§ What you need to do: When you reach the line that contains "Enumerate this screenshot's", please begin copying, and carry on exactly to the last line of the material, leaving out every picture.

§ Data:

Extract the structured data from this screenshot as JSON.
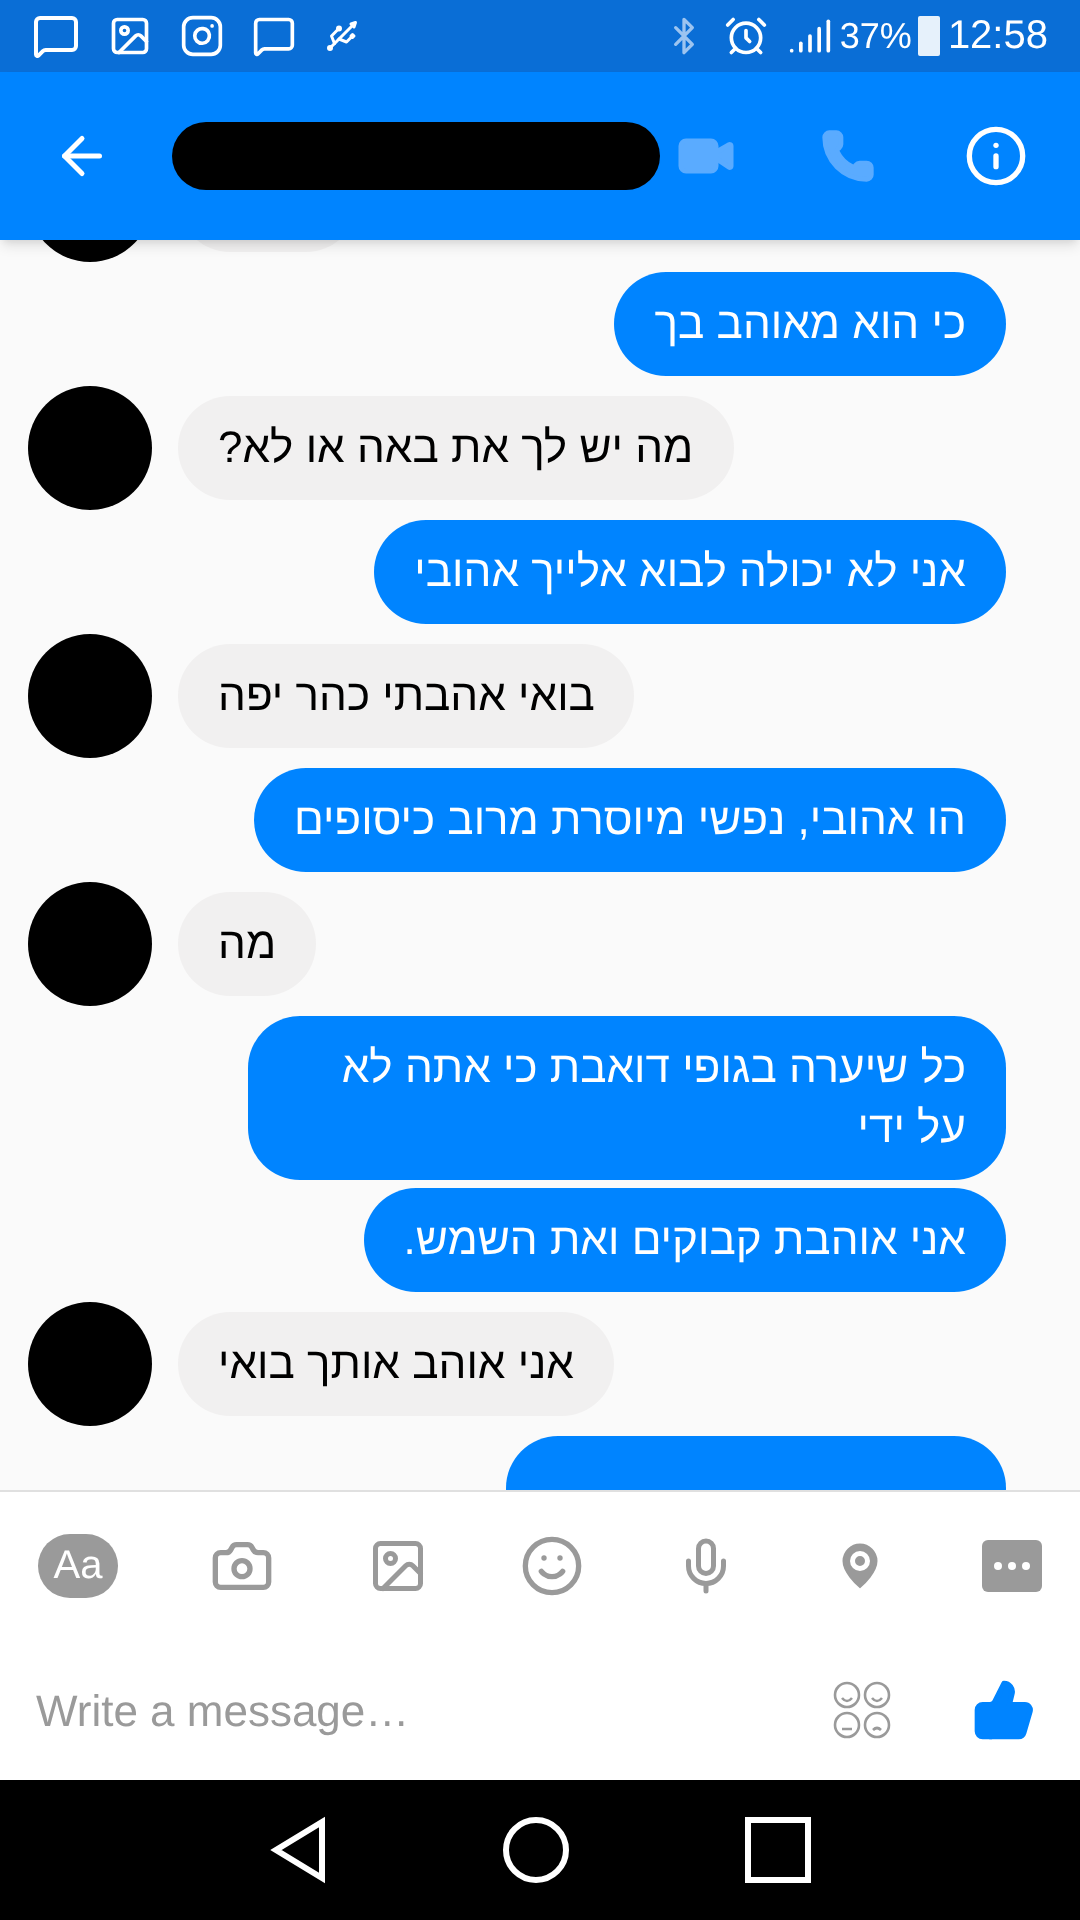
{
  "status_bar": {
    "battery": "37%",
    "time": "12:58"
  },
  "header": {
    "title_redacted": true
  },
  "messages": [
    {
      "kind": "in"
    },
    {
      "kind": "out",
      "text": "כי הוא מאוהב בך"
    },
    {
      "kind": "in",
      "text": "מה יש לך את באה או לא?"
    },
    {
      "kind": "out",
      "text": "אני לא יכולה לבוא אלייך אהובי"
    },
    {
      "kind": "in",
      "text": "בואי אהבתי כהר יפה"
    },
    {
      "kind": "out",
      "text": "הו אהובי, נפשי מיוסרת מרוב כיסופים"
    },
    {
      "kind": "in",
      "text": "מה"
    },
    {
      "kind": "out",
      "text": "כל שיערה בגופי דואבת כי אתה לא על ידי"
    },
    {
      "kind": "out",
      "text": "אני אוהבת קבוקים ואת השמש."
    },
    {
      "kind": "in",
      "text": "אני אוהב אותך בואי"
    },
    {
      "kind": "out"
    }
  ],
  "composer": {
    "aa": "Aa",
    "placeholder": "Write a message…"
  }
}
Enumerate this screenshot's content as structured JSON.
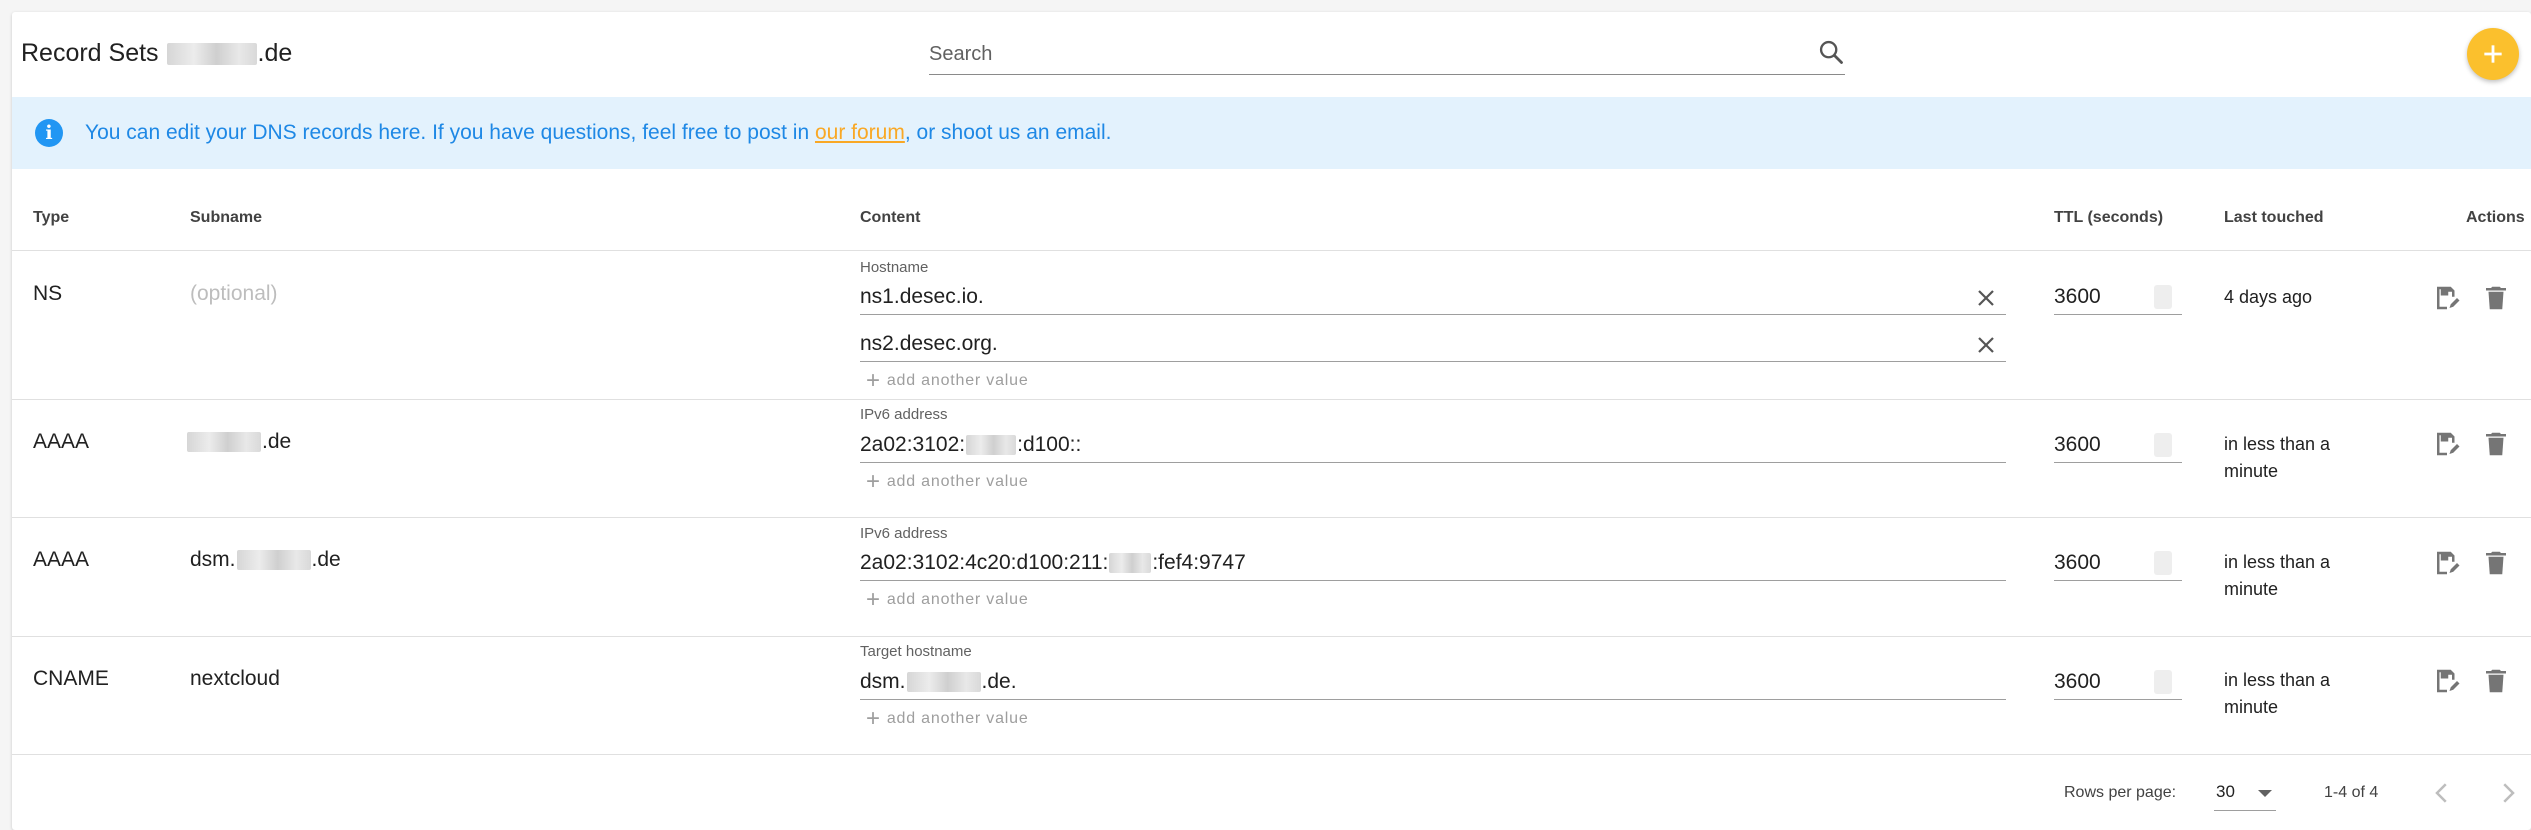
{
  "header": {
    "title_prefix": "Record Sets",
    "title_suffix": ".de",
    "search_placeholder": "Search"
  },
  "alert": {
    "text_before": "You can edit your DNS records here. If you have questions, feel free to post in ",
    "link_text": "our forum",
    "text_after": ", or shoot us an email."
  },
  "columns": {
    "type": "Type",
    "subname": "Subname",
    "content": "Content",
    "ttl": "TTL (seconds)",
    "last_touched": "Last touched",
    "actions": "Actions"
  },
  "add_value_label": "add another value",
  "records": [
    {
      "type": "NS",
      "subname_placeholder": "(optional)",
      "field_label": "Hostname",
      "values": [
        "ns1.desec.io.",
        "ns2.desec.org."
      ],
      "ttl": "3600",
      "last_touched": "4 days ago"
    },
    {
      "type": "AAAA",
      "subname_suffix": ".de",
      "field_label": "IPv6 address",
      "value_prefix": "2a02:3102:",
      "value_suffix": ":d100::",
      "ttl": "3600",
      "last_touched": "in less than a minute"
    },
    {
      "type": "AAAA",
      "subname_prefix": "dsm.",
      "subname_suffix": ".de",
      "field_label": "IPv6 address",
      "value_prefix": "2a02:3102:4c20:d100:211:",
      "value_suffix": ":fef4:9747",
      "ttl": "3600",
      "last_touched": "in less than a minute"
    },
    {
      "type": "CNAME",
      "subname": "nextcloud",
      "field_label": "Target hostname",
      "value_prefix": "dsm.",
      "value_suffix": ".de.",
      "ttl": "3600",
      "last_touched": "in less than a minute"
    }
  ],
  "footer": {
    "rows_per_page_label": "Rows per page:",
    "rows_per_page_value": "30",
    "range_text": "1-4 of 4"
  },
  "colors": {
    "accent": "#fbc02d",
    "info_bg": "#e3f2fd",
    "info_text": "#1e88e5",
    "link": "#f9a825"
  }
}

§ Task result:
Enumerate this screenshot's content as structured JSON.
{
  "header": {
    "title_prefix": "Record Sets",
    "title_suffix": ".de",
    "search_placeholder": "Search"
  },
  "alert": {
    "text_before": "You can edit your DNS records here. If you have questions, feel free to post in ",
    "link_text": "our forum",
    "text_after": ", or shoot us an email."
  },
  "columns": {
    "type": "Type",
    "subname": "Subname",
    "content": "Content",
    "ttl": "TTL (seconds)",
    "last_touched": "Last touched",
    "actions": "Actions"
  },
  "add_value_label": "add another value",
  "records": [
    {
      "type": "NS",
      "subname_placeholder": "(optional)",
      "field_label": "Hostname",
      "values": [
        "ns1.desec.io.",
        "ns2.desec.org."
      ],
      "ttl": "3600",
      "last_touched": "4 days ago"
    },
    {
      "type": "AAAA",
      "subname_suffix": ".de",
      "field_label": "IPv6 address",
      "value_prefix": "2a02:3102:",
      "value_suffix": ":d100::",
      "ttl": "3600",
      "last_touched": "in less than a minute"
    },
    {
      "type": "AAAA",
      "subname_prefix": "dsm.",
      "subname_suffix": ".de",
      "field_label": "IPv6 address",
      "value_prefix": "2a02:3102:4c20:d100:211:",
      "value_suffix": ":fef4:9747",
      "ttl": "3600",
      "last_touched": "in less than a minute"
    },
    {
      "type": "CNAME",
      "subname": "nextcloud",
      "field_label": "Target hostname",
      "value_prefix": "dsm.",
      "value_suffix": ".de.",
      "ttl": "3600",
      "last_touched": "in less than a minute"
    }
  ],
  "footer": {
    "rows_per_page_label": "Rows per page:",
    "rows_per_page_value": "30",
    "range_text": "1-4 of 4"
  },
  "colors": {
    "accent": "#fbc02d",
    "info_bg": "#e3f2fd",
    "info_text": "#1e88e5",
    "link": "#f9a825"
  }
}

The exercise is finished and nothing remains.